* _ASSIGNMENT_: In this exercise, every entry below is to be reproduced word for word.

╔══

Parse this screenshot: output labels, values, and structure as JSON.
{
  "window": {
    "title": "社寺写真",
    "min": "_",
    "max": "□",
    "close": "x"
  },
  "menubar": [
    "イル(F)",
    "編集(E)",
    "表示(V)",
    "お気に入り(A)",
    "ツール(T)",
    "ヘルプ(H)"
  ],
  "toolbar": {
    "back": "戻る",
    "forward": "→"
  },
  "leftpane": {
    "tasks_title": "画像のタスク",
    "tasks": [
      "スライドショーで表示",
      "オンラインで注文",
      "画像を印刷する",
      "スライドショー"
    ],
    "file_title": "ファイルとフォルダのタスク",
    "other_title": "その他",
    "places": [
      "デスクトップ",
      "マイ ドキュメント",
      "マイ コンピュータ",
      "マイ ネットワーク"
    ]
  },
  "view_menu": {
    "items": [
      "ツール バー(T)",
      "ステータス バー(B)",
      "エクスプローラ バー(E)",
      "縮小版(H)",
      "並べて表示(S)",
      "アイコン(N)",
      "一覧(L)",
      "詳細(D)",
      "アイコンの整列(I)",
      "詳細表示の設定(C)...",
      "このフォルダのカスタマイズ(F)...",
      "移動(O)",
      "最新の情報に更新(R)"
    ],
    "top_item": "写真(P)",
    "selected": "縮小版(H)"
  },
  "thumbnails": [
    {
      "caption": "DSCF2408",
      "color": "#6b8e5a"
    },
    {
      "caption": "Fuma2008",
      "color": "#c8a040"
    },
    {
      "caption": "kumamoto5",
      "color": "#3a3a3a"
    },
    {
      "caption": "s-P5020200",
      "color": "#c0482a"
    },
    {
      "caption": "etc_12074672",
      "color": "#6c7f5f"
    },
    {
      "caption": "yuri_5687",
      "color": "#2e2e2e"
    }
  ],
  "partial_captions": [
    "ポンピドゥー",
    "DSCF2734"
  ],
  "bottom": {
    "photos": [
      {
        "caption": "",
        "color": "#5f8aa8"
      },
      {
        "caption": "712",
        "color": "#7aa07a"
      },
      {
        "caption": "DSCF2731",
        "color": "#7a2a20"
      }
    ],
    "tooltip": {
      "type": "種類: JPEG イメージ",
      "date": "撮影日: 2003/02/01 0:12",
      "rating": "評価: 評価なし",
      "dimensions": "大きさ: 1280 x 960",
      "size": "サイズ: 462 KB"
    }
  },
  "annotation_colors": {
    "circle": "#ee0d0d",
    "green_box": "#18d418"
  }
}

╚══

* _OUTPUT OF THE EXERCISE_:
Parse this screenshot: output labels, values, and structure as JSON.
{
  "window": {
    "title": "社寺写真",
    "min": "_",
    "max": "□",
    "close": "x"
  },
  "menubar": [
    "イル(F)",
    "編集(E)",
    "表示(V)",
    "お気に入り(A)",
    "ツール(T)",
    "ヘルプ(H)"
  ],
  "toolbar": {
    "back": "戻る",
    "forward": "→"
  },
  "leftpane": {
    "tasks_title": "画像のタスク",
    "tasks": [
      "スライドショーで表示",
      "オンラインで注文",
      "画像を印刷する",
      "スライドショー"
    ],
    "file_title": "ファイルとフォルダのタスク",
    "other_title": "その他",
    "places": [
      "デスクトップ",
      "マイ ドキュメント",
      "マイ コンピュータ",
      "マイ ネットワーク"
    ]
  },
  "view_menu": {
    "items": [
      "ツール バー(T)",
      "ステータス バー(B)",
      "エクスプローラ バー(E)",
      "縮小版(H)",
      "並べて表示(S)",
      "アイコン(N)",
      "一覧(L)",
      "詳細(D)",
      "アイコンの整列(I)",
      "詳細表示の設定(C)...",
      "このフォルダのカスタマイズ(F)...",
      "移動(O)",
      "最新の情報に更新(R)"
    ],
    "top_item": "写真(P)",
    "selected": "縮小版(H)"
  },
  "thumbnails": [
    {
      "caption": "DSCF2408",
      "color": "#6b8e5a"
    },
    {
      "caption": "Fuma2008",
      "color": "#c8a040"
    },
    {
      "caption": "kumamoto5",
      "color": "#3a3a3a"
    },
    {
      "caption": "s-P5020200",
      "color": "#c0482a"
    },
    {
      "caption": "etc_12074672",
      "color": "#6c7f5f"
    },
    {
      "caption": "yuri_5687",
      "color": "#2e2e2e"
    }
  ],
  "partial_captions": [
    "ポンピドゥー",
    "DSCF2734"
  ],
  "bottom": {
    "photos": [
      {
        "caption": "",
        "color": "#5f8aa8"
      },
      {
        "caption": "712",
        "color": "#7aa07a"
      },
      {
        "caption": "DSCF2731",
        "color": "#7a2a20"
      }
    ],
    "tooltip": {
      "type": "種類: JPEG イメージ",
      "date": "撮影日: 2003/02/01 0:12",
      "rating": "評価: 評価なし",
      "dimensions": "大きさ: 1280 x 960",
      "size": "サイズ: 462 KB"
    }
  },
  "annotation_colors": {
    "circle": "#ee0d0d",
    "green_box": "#18d418"
  }
}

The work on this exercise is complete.